Photo courtesy Boca de Rua.
As a small organization with just one-and-a-half staff members, Megaphone does its best to provide an opportunity for Vancouver’s marginalized. The poverty, addiction and mental illness in our city can make our work daunting, but I am heartened and inspired every day by the joy and determination of Megaphone’s vendors and writers, and the support we receive from our readers.
Whatever the challenges we face, we’re very fortunate to live in a wealthy city with so many people concerned about poverty in their communities. However, many street papers around the world— there are more than 150—struggle with a level of poverty that is much more abject.
And for them, even printing the paper is a tremendous challenge.
One such paper is Boca de Rua (Mouth of the Street), the street paper in Porto Alegre, a city of about one million in southern Brazil. While the country has made great strides over the past decade, about one per cent, or 1.8 million, of the country’s inhabitants live on the streets.
Sold and written entirely by homeless people, Boca de Rua has been in existence for 13 years, with a quarterly distribution of 10,000. The writers attend weekly meetings where, under the coordination of two journalists, work on the editorial direction, photo production and pre-editing.
Much like Megaphone, the paper’s mission is to “generate an alternative income and social inclusion ... and uses communication as a fundamental tool to develop self-esteem, critical thinking, the search for rights, social inclusion.” However, they do this under a much more extreme environment.
When we received word this past summer that Boca de Rua’s parent organization was facing a financial shortfall and the paper would not be able to print its next edition, Megaphone stepped in with a $250 donation. Alone, the donation wasn’t enough to fund printing, but a number of other street papers also sent donations. Thanks to the help from the international street paper movement, Boca de Rua is able to continue to provide an economic opportunity and a voice for their city’s homeless.
The staff at Boca de Rua sent Megaphone a thank-you note for our support that I would like to share with everyone who supports Megaphone. I think it embodies what all street papers try to achieve around the world, whether it’s in Vancouver or Brazil, and why we need to always work to support each other:

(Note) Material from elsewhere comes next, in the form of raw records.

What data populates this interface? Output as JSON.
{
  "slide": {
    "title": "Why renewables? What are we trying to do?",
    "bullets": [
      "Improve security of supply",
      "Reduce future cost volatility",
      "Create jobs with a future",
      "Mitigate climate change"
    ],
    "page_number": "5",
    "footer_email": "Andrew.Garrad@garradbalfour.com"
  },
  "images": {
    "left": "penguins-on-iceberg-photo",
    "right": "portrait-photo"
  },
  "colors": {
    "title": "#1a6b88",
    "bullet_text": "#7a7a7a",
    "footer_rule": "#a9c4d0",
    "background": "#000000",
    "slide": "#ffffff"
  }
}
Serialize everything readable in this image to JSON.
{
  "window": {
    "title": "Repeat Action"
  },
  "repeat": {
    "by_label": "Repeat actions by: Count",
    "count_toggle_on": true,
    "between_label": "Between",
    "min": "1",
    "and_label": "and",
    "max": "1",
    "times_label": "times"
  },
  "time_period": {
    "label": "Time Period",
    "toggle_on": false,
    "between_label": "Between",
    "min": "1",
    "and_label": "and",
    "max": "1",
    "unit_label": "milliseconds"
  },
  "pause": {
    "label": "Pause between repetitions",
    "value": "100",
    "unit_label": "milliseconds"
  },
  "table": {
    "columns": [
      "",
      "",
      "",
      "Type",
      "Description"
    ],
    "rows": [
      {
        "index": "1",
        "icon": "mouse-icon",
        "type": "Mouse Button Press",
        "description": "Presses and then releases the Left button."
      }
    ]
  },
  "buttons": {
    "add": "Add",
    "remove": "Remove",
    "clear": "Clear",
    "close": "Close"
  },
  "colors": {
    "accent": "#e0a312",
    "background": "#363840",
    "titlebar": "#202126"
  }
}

“In our country, there is a poet, Mário Quintan, who once said, ‘We are all angels with one wing, we need to embrace each other so that we can fly!’”

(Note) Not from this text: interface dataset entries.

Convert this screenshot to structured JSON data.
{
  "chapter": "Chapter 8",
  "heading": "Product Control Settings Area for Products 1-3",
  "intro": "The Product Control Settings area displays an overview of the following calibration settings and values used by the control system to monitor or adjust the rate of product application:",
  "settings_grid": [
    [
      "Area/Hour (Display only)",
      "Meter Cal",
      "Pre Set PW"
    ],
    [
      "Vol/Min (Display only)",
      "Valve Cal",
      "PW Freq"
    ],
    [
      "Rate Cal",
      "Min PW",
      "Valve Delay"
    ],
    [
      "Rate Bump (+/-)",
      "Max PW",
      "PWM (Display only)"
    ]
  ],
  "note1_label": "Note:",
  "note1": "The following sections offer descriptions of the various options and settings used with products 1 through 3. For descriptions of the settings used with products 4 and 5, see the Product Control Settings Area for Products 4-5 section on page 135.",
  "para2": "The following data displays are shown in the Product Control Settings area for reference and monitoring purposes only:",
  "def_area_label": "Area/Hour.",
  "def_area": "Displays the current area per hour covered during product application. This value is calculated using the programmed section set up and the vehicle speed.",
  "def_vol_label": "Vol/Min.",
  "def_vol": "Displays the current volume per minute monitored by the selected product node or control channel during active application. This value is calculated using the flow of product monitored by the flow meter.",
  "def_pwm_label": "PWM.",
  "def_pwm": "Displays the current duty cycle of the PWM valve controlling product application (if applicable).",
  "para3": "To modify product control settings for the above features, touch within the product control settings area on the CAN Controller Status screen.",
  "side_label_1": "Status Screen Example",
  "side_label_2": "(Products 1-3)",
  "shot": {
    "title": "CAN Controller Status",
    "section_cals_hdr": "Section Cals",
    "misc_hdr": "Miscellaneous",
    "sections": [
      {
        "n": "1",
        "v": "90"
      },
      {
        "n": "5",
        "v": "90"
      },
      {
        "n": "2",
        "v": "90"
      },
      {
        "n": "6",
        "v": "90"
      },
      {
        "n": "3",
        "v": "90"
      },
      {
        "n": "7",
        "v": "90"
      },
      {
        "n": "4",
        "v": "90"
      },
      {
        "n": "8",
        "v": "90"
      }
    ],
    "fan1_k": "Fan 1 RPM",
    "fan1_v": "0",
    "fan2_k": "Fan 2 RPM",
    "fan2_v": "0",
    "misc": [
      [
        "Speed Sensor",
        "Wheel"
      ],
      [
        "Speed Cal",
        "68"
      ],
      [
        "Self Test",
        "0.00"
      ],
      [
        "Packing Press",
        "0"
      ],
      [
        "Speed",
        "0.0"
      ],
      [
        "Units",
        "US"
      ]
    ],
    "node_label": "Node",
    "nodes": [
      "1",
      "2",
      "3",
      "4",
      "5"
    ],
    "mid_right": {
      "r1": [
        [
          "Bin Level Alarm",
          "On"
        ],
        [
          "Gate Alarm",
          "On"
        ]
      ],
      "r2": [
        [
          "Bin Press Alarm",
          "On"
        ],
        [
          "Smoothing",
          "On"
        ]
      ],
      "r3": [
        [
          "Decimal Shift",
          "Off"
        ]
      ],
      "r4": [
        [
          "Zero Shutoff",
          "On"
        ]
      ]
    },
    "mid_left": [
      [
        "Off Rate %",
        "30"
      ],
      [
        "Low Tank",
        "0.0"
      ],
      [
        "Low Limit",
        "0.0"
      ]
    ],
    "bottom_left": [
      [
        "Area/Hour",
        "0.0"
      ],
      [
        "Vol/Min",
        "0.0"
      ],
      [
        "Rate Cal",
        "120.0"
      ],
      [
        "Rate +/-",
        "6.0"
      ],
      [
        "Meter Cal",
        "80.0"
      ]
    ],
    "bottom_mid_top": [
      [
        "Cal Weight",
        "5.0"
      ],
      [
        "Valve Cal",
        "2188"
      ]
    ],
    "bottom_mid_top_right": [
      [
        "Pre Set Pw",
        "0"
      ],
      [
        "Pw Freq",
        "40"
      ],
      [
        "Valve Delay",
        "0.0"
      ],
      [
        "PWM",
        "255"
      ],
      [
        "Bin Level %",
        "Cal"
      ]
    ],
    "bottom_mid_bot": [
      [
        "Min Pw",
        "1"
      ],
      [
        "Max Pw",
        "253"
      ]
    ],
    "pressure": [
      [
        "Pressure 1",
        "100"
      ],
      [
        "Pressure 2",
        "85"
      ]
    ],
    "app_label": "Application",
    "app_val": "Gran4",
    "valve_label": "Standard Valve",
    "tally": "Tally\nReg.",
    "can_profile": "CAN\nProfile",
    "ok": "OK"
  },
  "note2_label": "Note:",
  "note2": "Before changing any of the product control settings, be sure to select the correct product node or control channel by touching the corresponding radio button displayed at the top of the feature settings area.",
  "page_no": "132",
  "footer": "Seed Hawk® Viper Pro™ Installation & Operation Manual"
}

Megaphone has since learned that Boca de Rua secured the needed funding for 2014.